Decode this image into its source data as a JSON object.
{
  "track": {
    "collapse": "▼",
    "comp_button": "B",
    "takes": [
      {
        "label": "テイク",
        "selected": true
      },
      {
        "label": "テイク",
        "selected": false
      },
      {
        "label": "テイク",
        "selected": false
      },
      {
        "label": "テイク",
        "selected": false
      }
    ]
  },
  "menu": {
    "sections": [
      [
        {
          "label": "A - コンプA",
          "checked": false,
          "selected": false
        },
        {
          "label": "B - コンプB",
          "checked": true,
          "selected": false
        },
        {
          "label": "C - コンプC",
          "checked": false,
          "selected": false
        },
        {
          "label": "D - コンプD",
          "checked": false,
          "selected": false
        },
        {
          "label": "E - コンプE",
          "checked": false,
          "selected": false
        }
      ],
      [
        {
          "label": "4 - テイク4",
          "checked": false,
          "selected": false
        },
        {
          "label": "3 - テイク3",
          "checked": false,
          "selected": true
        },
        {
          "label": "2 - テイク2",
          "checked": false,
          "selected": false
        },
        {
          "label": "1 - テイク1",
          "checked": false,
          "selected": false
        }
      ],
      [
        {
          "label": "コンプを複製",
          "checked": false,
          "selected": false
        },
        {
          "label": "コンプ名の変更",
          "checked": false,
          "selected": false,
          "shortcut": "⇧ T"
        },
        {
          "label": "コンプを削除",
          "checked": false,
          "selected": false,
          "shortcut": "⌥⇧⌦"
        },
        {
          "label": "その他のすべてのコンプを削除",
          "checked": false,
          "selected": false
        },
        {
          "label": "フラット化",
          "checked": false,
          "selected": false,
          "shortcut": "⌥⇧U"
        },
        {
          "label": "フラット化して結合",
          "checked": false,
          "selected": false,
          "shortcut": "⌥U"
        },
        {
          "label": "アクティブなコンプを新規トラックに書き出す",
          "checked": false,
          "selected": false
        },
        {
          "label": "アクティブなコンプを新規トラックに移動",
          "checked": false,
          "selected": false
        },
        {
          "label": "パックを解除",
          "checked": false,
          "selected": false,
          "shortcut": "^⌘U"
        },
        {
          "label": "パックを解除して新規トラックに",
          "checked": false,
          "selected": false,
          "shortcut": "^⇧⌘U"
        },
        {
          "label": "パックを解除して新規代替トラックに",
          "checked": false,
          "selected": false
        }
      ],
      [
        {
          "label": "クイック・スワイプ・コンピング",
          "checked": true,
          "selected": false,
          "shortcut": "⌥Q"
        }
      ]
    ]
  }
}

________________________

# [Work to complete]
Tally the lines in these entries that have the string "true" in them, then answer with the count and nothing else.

# [Task response]
4